Work task:
Below are records; copy every line in them that holds the word "القطعة".

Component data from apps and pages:

——————————

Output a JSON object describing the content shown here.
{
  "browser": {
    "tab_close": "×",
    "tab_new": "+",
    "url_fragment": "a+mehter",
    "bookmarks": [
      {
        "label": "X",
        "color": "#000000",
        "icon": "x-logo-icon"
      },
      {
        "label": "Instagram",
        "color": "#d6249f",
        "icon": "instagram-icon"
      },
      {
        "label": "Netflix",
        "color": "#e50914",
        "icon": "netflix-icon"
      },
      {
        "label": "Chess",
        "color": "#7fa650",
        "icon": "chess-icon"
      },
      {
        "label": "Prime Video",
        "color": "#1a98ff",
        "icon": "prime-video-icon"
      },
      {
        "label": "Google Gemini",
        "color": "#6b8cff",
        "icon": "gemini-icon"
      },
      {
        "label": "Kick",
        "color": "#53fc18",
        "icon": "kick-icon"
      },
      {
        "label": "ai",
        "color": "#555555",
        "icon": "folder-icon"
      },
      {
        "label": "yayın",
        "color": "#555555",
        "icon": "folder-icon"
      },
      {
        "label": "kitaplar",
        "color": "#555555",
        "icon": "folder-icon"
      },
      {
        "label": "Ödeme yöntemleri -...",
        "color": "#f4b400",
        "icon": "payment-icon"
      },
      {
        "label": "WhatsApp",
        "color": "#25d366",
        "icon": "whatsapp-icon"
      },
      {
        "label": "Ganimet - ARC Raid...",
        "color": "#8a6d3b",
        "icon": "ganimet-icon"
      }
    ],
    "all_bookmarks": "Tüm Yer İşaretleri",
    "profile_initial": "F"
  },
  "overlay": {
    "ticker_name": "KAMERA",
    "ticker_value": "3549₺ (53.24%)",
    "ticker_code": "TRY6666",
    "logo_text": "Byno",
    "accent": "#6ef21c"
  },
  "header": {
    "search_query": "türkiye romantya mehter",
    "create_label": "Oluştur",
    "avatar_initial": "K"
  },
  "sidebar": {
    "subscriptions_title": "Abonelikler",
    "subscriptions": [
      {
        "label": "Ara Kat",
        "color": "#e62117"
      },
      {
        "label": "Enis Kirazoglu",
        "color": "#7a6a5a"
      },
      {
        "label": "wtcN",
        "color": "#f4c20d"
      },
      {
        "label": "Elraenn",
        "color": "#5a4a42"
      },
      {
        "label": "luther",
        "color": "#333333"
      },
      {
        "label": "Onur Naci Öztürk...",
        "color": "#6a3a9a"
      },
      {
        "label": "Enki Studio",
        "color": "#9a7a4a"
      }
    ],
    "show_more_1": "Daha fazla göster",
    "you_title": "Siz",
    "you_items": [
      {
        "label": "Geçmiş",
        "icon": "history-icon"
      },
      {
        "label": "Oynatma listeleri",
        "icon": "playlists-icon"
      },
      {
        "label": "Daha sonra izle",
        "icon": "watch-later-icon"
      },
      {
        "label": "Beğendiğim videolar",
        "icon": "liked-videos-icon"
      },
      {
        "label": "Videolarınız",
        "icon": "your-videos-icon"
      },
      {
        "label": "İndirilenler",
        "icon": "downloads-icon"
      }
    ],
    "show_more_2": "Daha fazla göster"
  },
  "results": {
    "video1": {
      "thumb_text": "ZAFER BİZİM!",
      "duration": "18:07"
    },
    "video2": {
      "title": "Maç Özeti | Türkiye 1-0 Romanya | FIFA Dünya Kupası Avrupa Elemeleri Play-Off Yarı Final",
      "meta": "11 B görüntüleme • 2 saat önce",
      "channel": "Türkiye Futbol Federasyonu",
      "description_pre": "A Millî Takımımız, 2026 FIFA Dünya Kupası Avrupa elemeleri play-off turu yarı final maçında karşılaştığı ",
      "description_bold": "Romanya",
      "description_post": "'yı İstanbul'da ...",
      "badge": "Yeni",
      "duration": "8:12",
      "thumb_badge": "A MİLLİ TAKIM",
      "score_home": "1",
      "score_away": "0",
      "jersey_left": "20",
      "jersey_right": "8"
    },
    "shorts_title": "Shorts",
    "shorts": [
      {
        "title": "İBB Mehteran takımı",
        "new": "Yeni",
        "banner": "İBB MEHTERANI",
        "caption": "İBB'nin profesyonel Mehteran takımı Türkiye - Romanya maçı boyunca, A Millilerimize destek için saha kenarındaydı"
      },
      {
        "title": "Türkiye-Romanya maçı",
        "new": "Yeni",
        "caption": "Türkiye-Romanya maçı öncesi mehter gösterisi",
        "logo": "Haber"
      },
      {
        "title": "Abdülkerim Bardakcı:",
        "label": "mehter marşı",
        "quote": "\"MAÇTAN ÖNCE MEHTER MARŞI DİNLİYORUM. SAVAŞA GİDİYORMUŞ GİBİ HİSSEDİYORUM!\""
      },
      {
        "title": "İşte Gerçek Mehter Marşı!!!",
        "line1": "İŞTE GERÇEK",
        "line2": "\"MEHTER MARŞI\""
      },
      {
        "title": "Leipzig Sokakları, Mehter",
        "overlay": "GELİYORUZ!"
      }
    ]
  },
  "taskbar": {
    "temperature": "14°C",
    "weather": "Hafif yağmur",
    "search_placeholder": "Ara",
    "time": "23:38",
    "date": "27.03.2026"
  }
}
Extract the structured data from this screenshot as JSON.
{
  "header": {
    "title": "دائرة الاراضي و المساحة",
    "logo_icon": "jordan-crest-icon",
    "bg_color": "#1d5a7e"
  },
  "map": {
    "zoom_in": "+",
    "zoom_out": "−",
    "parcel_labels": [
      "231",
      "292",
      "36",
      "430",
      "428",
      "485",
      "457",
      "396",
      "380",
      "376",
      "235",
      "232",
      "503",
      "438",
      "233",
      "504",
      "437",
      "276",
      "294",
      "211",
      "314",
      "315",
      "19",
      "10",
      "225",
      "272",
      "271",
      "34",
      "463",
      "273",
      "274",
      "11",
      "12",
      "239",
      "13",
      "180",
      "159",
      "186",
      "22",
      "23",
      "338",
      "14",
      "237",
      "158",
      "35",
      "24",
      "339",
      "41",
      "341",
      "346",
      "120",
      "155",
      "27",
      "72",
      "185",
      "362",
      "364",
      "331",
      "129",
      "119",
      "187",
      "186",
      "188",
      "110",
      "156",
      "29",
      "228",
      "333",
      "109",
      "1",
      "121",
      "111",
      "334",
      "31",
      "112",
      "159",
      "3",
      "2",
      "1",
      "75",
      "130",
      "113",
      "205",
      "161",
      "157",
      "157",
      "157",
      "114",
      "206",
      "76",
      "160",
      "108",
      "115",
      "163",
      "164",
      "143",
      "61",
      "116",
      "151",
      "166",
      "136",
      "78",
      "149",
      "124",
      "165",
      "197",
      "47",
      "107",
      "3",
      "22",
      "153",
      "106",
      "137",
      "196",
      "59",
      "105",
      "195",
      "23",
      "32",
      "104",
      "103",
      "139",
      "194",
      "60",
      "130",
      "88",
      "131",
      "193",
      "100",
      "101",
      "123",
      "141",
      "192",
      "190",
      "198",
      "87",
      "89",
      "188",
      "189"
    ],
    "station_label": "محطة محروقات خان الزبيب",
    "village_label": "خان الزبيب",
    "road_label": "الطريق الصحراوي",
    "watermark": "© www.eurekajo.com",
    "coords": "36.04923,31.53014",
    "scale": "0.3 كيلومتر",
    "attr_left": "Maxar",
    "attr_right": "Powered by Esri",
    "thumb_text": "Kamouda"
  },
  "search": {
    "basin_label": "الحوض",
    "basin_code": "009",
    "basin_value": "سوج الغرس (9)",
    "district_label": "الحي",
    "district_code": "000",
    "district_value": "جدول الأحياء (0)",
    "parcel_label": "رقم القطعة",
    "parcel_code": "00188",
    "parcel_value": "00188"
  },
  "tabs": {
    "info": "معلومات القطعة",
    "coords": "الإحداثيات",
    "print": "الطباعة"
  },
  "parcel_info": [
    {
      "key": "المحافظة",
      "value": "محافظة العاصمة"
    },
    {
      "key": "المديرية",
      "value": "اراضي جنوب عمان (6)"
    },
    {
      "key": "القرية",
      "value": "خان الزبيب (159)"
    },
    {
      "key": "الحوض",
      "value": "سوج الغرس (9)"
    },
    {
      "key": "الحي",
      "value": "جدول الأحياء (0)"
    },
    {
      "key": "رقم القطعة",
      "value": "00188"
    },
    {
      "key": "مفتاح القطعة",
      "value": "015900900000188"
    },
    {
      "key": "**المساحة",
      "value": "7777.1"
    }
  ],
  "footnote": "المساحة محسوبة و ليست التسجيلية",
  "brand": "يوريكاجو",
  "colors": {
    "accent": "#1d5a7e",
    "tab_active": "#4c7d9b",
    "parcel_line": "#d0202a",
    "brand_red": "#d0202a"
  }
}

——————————

Written solution:
    "parcel_label": "رقم القطعة",
    "info": "معلومات القطعة",
      "key": "رقم القطعة",
      "key": "مفتاح القطعة",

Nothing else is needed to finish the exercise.